> [MATERIALS PROVIDED]

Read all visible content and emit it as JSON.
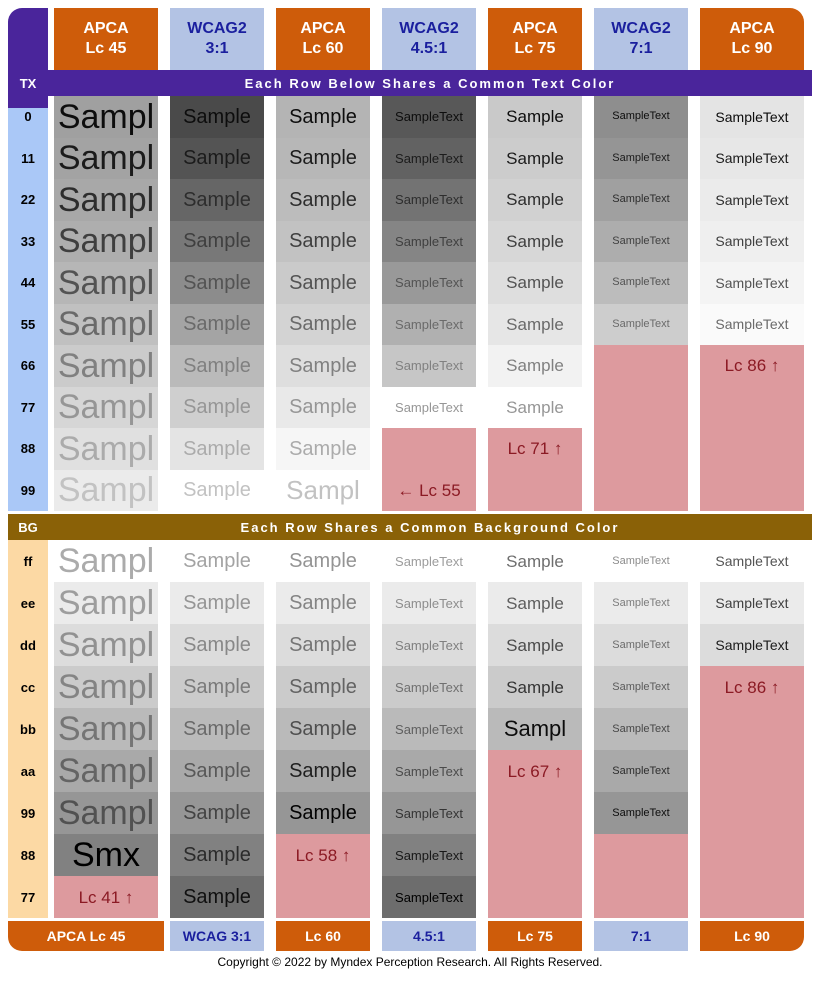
{
  "meta": {
    "copyright": "Copyright © 2022 by Myndex Perception Research. All Rights Reserved."
  },
  "colors": {
    "apca_chip": "#ce5c0a",
    "wcag_chip": "#b3c3e4",
    "apca_text": "#ffffff",
    "wcag_text": "#1a1f9e",
    "tx_bar": "#4a259b",
    "bg_bar": "#8a6107",
    "tx_label_cell": "#aac8f7",
    "bg_label_cell": "#fcd9a4",
    "fail_bg": "#dd9a9e",
    "fail_text": "#8b1a24"
  },
  "header": {
    "corner_tag": "TX",
    "columns": [
      {
        "std": "APCA",
        "level": "Lc 45",
        "kind": "apca"
      },
      {
        "std": "WCAG2",
        "level": "3:1",
        "kind": "wcag"
      },
      {
        "std": "APCA",
        "level": "Lc 60",
        "kind": "apca"
      },
      {
        "std": "WCAG2",
        "level": "4.5:1",
        "kind": "wcag"
      },
      {
        "std": "APCA",
        "level": "Lc 75",
        "kind": "apca"
      },
      {
        "std": "WCAG2",
        "level": "7:1",
        "kind": "wcag"
      },
      {
        "std": "APCA",
        "level": "Lc 90",
        "kind": "apca"
      }
    ]
  },
  "tx_section": {
    "tag": "TX",
    "title": "Each Row Below Shares a Common Text Color",
    "rows": [
      {
        "label": "0",
        "text": "#0d0d0d",
        "cells": [
          {
            "t": "Sampl",
            "bg": "#a0a0a0",
            "fs": 34
          },
          {
            "t": "Sample",
            "bg": "#4a4a4a",
            "fs": 20
          },
          {
            "t": "Sample",
            "bg": "#b4b4b4",
            "fs": 20
          },
          {
            "t": "SampleText",
            "bg": "#585858",
            "fs": 13
          },
          {
            "t": "Sample",
            "bg": "#c9c9c9",
            "fs": 17
          },
          {
            "t": "SampleText",
            "bg": "#8e8e8e",
            "fs": 11
          },
          {
            "t": "SampleText",
            "bg": "#e4e4e4",
            "fs": 14
          }
        ]
      },
      {
        "label": "11",
        "text": "#1b1b1b",
        "cells": [
          {
            "t": "Sampl",
            "bg": "#a3a3a3",
            "fs": 34
          },
          {
            "t": "Sample",
            "bg": "#545454",
            "fs": 20
          },
          {
            "t": "Sample",
            "bg": "#b7b7b7",
            "fs": 20
          },
          {
            "t": "SampleText",
            "bg": "#626262",
            "fs": 13
          },
          {
            "t": "Sample",
            "bg": "#cccccc",
            "fs": 17
          },
          {
            "t": "SampleText",
            "bg": "#959595",
            "fs": 11
          },
          {
            "t": "SampleText",
            "bg": "#e7e7e7",
            "fs": 14
          }
        ]
      },
      {
        "label": "22",
        "text": "#2d2d2d",
        "cells": [
          {
            "t": "Sampl",
            "bg": "#a8a8a8",
            "fs": 34
          },
          {
            "t": "Sample",
            "bg": "#666666",
            "fs": 20
          },
          {
            "t": "Sample",
            "bg": "#bcbcbc",
            "fs": 20
          },
          {
            "t": "SampleText",
            "bg": "#737373",
            "fs": 13
          },
          {
            "t": "Sample",
            "bg": "#d1d1d1",
            "fs": 17
          },
          {
            "t": "SampleText",
            "bg": "#a0a0a0",
            "fs": 11
          },
          {
            "t": "SampleText",
            "bg": "#ebebeb",
            "fs": 14
          }
        ]
      },
      {
        "label": "33",
        "text": "#3f3f3f",
        "cells": [
          {
            "t": "Sampl",
            "bg": "#aeaeae",
            "fs": 34
          },
          {
            "t": "Sample",
            "bg": "#787878",
            "fs": 20
          },
          {
            "t": "Sample",
            "bg": "#c2c2c2",
            "fs": 20
          },
          {
            "t": "SampleText",
            "bg": "#858585",
            "fs": 13
          },
          {
            "t": "Sample",
            "bg": "#d7d7d7",
            "fs": 17
          },
          {
            "t": "SampleText",
            "bg": "#adadad",
            "fs": 11
          },
          {
            "t": "SampleText",
            "bg": "#efefef",
            "fs": 14
          }
        ]
      },
      {
        "label": "44",
        "text": "#535353",
        "cells": [
          {
            "t": "Sampl",
            "bg": "#b6b6b6",
            "fs": 34
          },
          {
            "t": "Sample",
            "bg": "#8c8c8c",
            "fs": 20
          },
          {
            "t": "Sample",
            "bg": "#cacaca",
            "fs": 20
          },
          {
            "t": "SampleText",
            "bg": "#999999",
            "fs": 13
          },
          {
            "t": "Sample",
            "bg": "#dedede",
            "fs": 17
          },
          {
            "t": "SampleText",
            "bg": "#bcbcbc",
            "fs": 11
          },
          {
            "t": "SampleText",
            "bg": "#f4f4f4",
            "fs": 14
          }
        ]
      },
      {
        "label": "55",
        "text": "#6a6a6a",
        "cells": [
          {
            "t": "Sampl",
            "bg": "#c0c0c0",
            "fs": 34
          },
          {
            "t": "Sample",
            "bg": "#a4a4a4",
            "fs": 20
          },
          {
            "t": "Sample",
            "bg": "#d3d3d3",
            "fs": 20
          },
          {
            "t": "SampleText",
            "bg": "#b0b0b0",
            "fs": 13
          },
          {
            "t": "Sample",
            "bg": "#e6e6e6",
            "fs": 17
          },
          {
            "t": "SampleText",
            "bg": "#cdcdcd",
            "fs": 11
          },
          {
            "t": "SampleText",
            "bg": "#fafafa",
            "fs": 14
          }
        ]
      },
      {
        "label": "66",
        "text": "#808080",
        "cells": [
          {
            "t": "Sampl",
            "bg": "#cbcbcb",
            "fs": 34
          },
          {
            "t": "Sample",
            "bg": "#bababa",
            "fs": 20
          },
          {
            "t": "Sample",
            "bg": "#dedede",
            "fs": 20
          },
          {
            "t": "SampleText",
            "bg": "#c6c6c6",
            "fs": 13
          },
          {
            "t": "Sample",
            "bg": "#f2f2f2",
            "fs": 17
          },
          {
            "t": "",
            "bg": "#dd9a9e",
            "fs": 17,
            "fail": true
          },
          {
            "t": "Lc 86 ↑",
            "bg": "#dd9a9e",
            "fs": 17,
            "fail": true
          }
        ]
      },
      {
        "label": "77",
        "text": "#969696",
        "cells": [
          {
            "t": "Sampl",
            "bg": "#d6d6d6",
            "fs": 34
          },
          {
            "t": "Sample",
            "bg": "#cfcfcf",
            "fs": 20
          },
          {
            "t": "Sample",
            "bg": "#e9e9e9",
            "fs": 20
          },
          {
            "t": "SampleText",
            "bg": "#ffffff",
            "fs": 13
          },
          {
            "t": "Sample",
            "bg": "#ffffff",
            "fs": 17
          },
          {
            "t": "",
            "bg": "#dd9a9e",
            "fs": 17,
            "fail": true
          },
          {
            "t": "",
            "bg": "#dd9a9e",
            "fs": 17,
            "fail": true
          }
        ]
      },
      {
        "label": "88",
        "text": "#ababab",
        "cells": [
          {
            "t": "Sampl",
            "bg": "#e0e0e0",
            "fs": 34
          },
          {
            "t": "Sample",
            "bg": "#e4e4e4",
            "fs": 20
          },
          {
            "t": "Sample",
            "bg": "#f6f6f6",
            "fs": 20
          },
          {
            "t": "",
            "bg": "#dd9a9e",
            "fs": 17,
            "fail": true
          },
          {
            "t": "Lc 71 ↑",
            "bg": "#dd9a9e",
            "fs": 17,
            "fail": true
          },
          {
            "t": "",
            "bg": "#dd9a9e",
            "fs": 17,
            "fail": true
          },
          {
            "t": "",
            "bg": "#dd9a9e",
            "fs": 17,
            "fail": true
          }
        ]
      },
      {
        "label": "99",
        "text": "#c2c2c2",
        "cells": [
          {
            "t": "Sampl",
            "bg": "#ebebeb",
            "fs": 34
          },
          {
            "t": "Sample",
            "bg": "#ffffff",
            "fs": 20
          },
          {
            "t": "Sampl",
            "bg": "#ffffff",
            "fs": 26
          },
          {
            "t": "← Lc 55",
            "bg": "#dd9a9e",
            "fs": 17,
            "fail": true
          },
          {
            "t": "",
            "bg": "#dd9a9e",
            "fs": 17,
            "fail": true
          },
          {
            "t": "",
            "bg": "#dd9a9e",
            "fs": 17,
            "fail": true
          },
          {
            "t": "",
            "bg": "#dd9a9e",
            "fs": 17,
            "fail": true
          }
        ]
      }
    ]
  },
  "bg_section": {
    "tag": "BG",
    "title": "Each Row Shares a Common Background Color",
    "rows": [
      {
        "label": "ff",
        "bg": "#ffffff",
        "cells": [
          {
            "t": "Sampl",
            "fg": "#ababab",
            "fs": 34
          },
          {
            "t": "Sample",
            "fg": "#a3a3a3",
            "fs": 20
          },
          {
            "t": "Sample",
            "fg": "#949494",
            "fs": 20
          },
          {
            "t": "SampleText",
            "fg": "#9c9c9c",
            "fs": 13
          },
          {
            "t": "Sample",
            "fg": "#6e6e6e",
            "fs": 17
          },
          {
            "t": "SampleText",
            "fg": "#8c8c8c",
            "fs": 11
          },
          {
            "t": "SampleText",
            "fg": "#545454",
            "fs": 14
          }
        ]
      },
      {
        "label": "ee",
        "bg": "#ebebeb",
        "cells": [
          {
            "t": "Sampl",
            "fg": "#9d9d9d",
            "fs": 34
          },
          {
            "t": "Sample",
            "fg": "#959595",
            "fs": 20
          },
          {
            "t": "Sample",
            "fg": "#848484",
            "fs": 20
          },
          {
            "t": "SampleText",
            "fg": "#8d8d8d",
            "fs": 13
          },
          {
            "t": "Sample",
            "fg": "#5e5e5e",
            "fs": 17
          },
          {
            "t": "SampleText",
            "fg": "#7c7c7c",
            "fs": 11
          },
          {
            "t": "SampleText",
            "fg": "#404040",
            "fs": 14
          }
        ]
      },
      {
        "label": "dd",
        "bg": "#dcdcdc",
        "cells": [
          {
            "t": "Sampl",
            "fg": "#919191",
            "fs": 34
          },
          {
            "t": "Sample",
            "fg": "#888888",
            "fs": 20
          },
          {
            "t": "Sample",
            "fg": "#757575",
            "fs": 20
          },
          {
            "t": "SampleText",
            "fg": "#7f7f7f",
            "fs": 13
          },
          {
            "t": "Sample",
            "fg": "#4c4c4c",
            "fs": 17
          },
          {
            "t": "SampleText",
            "fg": "#6c6c6c",
            "fs": 11
          },
          {
            "t": "SampleText",
            "fg": "#1c1c1c",
            "fs": 14
          }
        ]
      },
      {
        "label": "cc",
        "bg": "#cbcbcb",
        "cells": [
          {
            "t": "Sampl",
            "fg": "#848484",
            "fs": 34
          },
          {
            "t": "Sample",
            "fg": "#7a7a7a",
            "fs": 20
          },
          {
            "t": "Sample",
            "fg": "#636363",
            "fs": 20
          },
          {
            "t": "SampleText",
            "fg": "#707070",
            "fs": 13
          },
          {
            "t": "Sample",
            "fg": "#343434",
            "fs": 17
          },
          {
            "t": "SampleText",
            "fg": "#5b5b5b",
            "fs": 11
          },
          {
            "t": "Lc 86 ↑",
            "fg": "#8b1a24",
            "fs": 17,
            "fail": true
          }
        ]
      },
      {
        "label": "bb",
        "bg": "#bababa",
        "cells": [
          {
            "t": "Sampl",
            "fg": "#757575",
            "fs": 34
          },
          {
            "t": "Sample",
            "fg": "#6a6a6a",
            "fs": 20
          },
          {
            "t": "Sample",
            "fg": "#4e4e4e",
            "fs": 20
          },
          {
            "t": "SampleText",
            "fg": "#5f5f5f",
            "fs": 13
          },
          {
            "t": "Sampl",
            "fg": "#0d0d0d",
            "fs": 22
          },
          {
            "t": "SampleText",
            "fg": "#474747",
            "fs": 11
          },
          {
            "t": "",
            "fg": "#8b1a24",
            "fs": 17,
            "fail": true
          }
        ]
      },
      {
        "label": "aa",
        "bg": "#a9a9a9",
        "cells": [
          {
            "t": "Sampl",
            "fg": "#646464",
            "fs": 34
          },
          {
            "t": "Sample",
            "fg": "#585858",
            "fs": 20
          },
          {
            "t": "Sample",
            "fg": "#1f1f1f",
            "fs": 20
          },
          {
            "t": "SampleText",
            "fg": "#4b4b4b",
            "fs": 13
          },
          {
            "t": "Lc 67 ↑",
            "fg": "#8b1a24",
            "fs": 17,
            "fail": true
          },
          {
            "t": "SampleText",
            "fg": "#2e2e2e",
            "fs": 11
          },
          {
            "t": "",
            "fg": "#8b1a24",
            "fs": 17,
            "fail": true
          }
        ]
      },
      {
        "label": "99",
        "bg": "#969696",
        "cells": [
          {
            "t": "Sampl",
            "fg": "#515151",
            "fs": 34
          },
          {
            "t": "Sample",
            "fg": "#434343",
            "fs": 20
          },
          {
            "t": "Sample",
            "fg": "#020202",
            "fs": 20
          },
          {
            "t": "SampleText",
            "fg": "#343434",
            "fs": 13
          },
          {
            "t": "",
            "fg": "#8b1a24",
            "fs": 17,
            "fail": true
          },
          {
            "t": "SampleText",
            "fg": "#0d0d0d",
            "fs": 11
          },
          {
            "t": "",
            "fg": "#8b1a24",
            "fs": 17,
            "fail": true
          }
        ]
      },
      {
        "label": "88",
        "bg": "#818181",
        "cells": [
          {
            "t": "Smx",
            "fg": "#000000",
            "fs": 34
          },
          {
            "t": "Sample",
            "fg": "#2b2b2b",
            "fs": 20
          },
          {
            "t": "Lc 58 ↑",
            "fg": "#8b1a24",
            "fs": 17,
            "fail": true
          },
          {
            "t": "SampleText",
            "fg": "#181818",
            "fs": 13
          },
          {
            "t": "",
            "fg": "#8b1a24",
            "fs": 17,
            "fail": true
          },
          {
            "t": "",
            "fg": "#8b1a24",
            "fs": 17,
            "fail": true
          },
          {
            "t": "",
            "fg": "#8b1a24",
            "fs": 17,
            "fail": true
          }
        ]
      },
      {
        "label": "77",
        "bg": "#6d6d6d",
        "cells": [
          {
            "t": "Lc 41 ↑",
            "fg": "#8b1a24",
            "fs": 17,
            "fail": true
          },
          {
            "t": "Sample",
            "fg": "#101010",
            "fs": 20
          },
          {
            "t": "",
            "fg": "#8b1a24",
            "fs": 17,
            "fail": true
          },
          {
            "t": "SampleText",
            "fg": "#000000",
            "fs": 13
          },
          {
            "t": "",
            "fg": "#8b1a24",
            "fs": 17,
            "fail": true
          },
          {
            "t": "",
            "fg": "#8b1a24",
            "fs": 17,
            "fail": true
          },
          {
            "t": "",
            "fg": "#8b1a24",
            "fs": 17,
            "fail": true
          }
        ]
      }
    ]
  },
  "footer": {
    "chips": [
      {
        "label": "APCA Lc 45",
        "kind": "apca"
      },
      {
        "label": "WCAG 3:1",
        "kind": "wcag"
      },
      {
        "label": "Lc 60",
        "kind": "apca"
      },
      {
        "label": "4.5:1",
        "kind": "wcag"
      },
      {
        "label": "Lc 75",
        "kind": "apca"
      },
      {
        "label": "7:1",
        "kind": "wcag"
      },
      {
        "label": "Lc 90",
        "kind": "apca"
      }
    ]
  }
}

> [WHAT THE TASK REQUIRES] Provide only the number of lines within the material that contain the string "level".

> [ANSWER TO THE PROBLEM] 7